_ASSIGNED TASK_
Using the data below, copy out all lines with the word "Find".

_INFORMATION SHOWN_
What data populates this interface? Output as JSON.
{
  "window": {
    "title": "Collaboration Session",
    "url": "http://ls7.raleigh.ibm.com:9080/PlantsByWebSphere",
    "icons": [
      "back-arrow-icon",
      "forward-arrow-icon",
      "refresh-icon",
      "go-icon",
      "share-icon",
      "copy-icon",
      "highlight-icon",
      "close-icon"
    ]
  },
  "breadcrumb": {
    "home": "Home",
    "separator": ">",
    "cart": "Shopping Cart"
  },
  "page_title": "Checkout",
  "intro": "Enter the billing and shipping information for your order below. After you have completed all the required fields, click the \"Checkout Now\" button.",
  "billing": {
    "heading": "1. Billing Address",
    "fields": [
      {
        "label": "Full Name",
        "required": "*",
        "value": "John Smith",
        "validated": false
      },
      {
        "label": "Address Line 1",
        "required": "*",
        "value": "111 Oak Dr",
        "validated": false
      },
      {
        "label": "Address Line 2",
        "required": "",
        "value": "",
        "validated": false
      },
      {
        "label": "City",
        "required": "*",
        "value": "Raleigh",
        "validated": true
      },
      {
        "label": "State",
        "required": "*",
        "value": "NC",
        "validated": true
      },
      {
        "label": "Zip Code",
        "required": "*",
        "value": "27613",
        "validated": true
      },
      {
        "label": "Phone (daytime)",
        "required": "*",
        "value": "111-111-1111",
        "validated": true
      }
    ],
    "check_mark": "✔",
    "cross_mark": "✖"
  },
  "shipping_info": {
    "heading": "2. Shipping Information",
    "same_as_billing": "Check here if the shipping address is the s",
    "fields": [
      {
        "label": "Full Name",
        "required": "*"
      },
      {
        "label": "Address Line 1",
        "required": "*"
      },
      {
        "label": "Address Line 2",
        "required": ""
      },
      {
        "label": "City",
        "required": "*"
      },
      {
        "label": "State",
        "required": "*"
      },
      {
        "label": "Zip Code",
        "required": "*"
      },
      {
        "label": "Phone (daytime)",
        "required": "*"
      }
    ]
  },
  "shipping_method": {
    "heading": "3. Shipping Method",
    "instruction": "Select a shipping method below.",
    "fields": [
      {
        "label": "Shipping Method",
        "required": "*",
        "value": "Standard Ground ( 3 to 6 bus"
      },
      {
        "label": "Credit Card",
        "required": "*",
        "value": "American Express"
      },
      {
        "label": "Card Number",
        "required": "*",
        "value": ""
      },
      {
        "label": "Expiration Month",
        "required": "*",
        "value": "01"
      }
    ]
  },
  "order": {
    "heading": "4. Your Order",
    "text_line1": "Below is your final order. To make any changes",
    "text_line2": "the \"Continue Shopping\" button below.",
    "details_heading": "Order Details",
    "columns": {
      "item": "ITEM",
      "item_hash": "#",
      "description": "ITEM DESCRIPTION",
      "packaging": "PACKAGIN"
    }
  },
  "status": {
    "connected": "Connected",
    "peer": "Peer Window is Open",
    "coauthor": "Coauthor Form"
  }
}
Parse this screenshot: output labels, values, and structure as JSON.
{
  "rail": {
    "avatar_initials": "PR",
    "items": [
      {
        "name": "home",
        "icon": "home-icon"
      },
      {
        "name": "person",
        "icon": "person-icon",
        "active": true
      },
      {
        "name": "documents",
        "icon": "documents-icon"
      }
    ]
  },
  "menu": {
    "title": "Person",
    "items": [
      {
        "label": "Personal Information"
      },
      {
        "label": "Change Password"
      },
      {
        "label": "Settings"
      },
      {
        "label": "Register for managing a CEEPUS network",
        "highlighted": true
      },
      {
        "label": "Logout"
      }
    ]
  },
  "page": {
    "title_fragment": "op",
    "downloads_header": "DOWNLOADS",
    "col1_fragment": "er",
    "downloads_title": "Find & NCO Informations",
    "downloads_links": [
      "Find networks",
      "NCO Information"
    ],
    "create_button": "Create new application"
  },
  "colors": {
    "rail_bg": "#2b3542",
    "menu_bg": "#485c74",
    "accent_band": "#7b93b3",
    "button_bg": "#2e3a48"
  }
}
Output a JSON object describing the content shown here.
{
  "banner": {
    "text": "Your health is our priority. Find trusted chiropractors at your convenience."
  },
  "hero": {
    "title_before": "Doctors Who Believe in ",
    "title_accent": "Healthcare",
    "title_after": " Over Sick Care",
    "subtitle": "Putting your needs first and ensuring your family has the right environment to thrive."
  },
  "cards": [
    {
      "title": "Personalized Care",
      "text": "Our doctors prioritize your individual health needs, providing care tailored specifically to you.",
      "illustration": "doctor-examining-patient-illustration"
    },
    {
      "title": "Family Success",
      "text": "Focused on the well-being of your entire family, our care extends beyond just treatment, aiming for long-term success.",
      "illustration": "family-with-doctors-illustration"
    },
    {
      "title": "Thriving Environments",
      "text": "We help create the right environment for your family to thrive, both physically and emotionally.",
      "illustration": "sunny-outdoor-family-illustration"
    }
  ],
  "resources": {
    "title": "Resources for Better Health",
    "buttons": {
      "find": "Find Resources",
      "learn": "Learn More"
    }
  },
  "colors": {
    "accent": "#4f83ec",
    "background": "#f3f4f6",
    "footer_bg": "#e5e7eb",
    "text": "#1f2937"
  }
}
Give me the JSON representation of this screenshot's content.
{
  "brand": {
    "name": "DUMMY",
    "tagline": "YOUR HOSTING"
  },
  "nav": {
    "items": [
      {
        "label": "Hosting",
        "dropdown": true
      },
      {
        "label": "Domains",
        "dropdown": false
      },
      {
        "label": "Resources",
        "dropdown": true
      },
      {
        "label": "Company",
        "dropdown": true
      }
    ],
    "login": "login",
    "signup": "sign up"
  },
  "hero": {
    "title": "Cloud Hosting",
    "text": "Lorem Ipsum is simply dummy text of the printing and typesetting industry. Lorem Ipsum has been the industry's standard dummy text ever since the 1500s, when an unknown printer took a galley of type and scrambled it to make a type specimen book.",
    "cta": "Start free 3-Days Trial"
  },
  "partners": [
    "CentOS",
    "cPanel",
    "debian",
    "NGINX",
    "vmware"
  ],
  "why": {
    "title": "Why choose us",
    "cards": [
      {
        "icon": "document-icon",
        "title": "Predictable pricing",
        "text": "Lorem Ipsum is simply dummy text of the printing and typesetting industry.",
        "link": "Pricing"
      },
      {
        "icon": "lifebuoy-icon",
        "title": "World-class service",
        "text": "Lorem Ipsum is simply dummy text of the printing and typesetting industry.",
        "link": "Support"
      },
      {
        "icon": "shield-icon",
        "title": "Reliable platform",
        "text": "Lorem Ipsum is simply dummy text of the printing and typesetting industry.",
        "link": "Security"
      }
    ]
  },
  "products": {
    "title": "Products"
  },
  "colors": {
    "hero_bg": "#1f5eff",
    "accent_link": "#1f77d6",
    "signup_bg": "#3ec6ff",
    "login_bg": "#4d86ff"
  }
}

_OUTPUT_
    "downloads_title": "Find & NCO Informations",
      "Find networks",
    "text": "Your health is our priority. Find trusted chiropractors at your convenience."
      "find": "Find Resources",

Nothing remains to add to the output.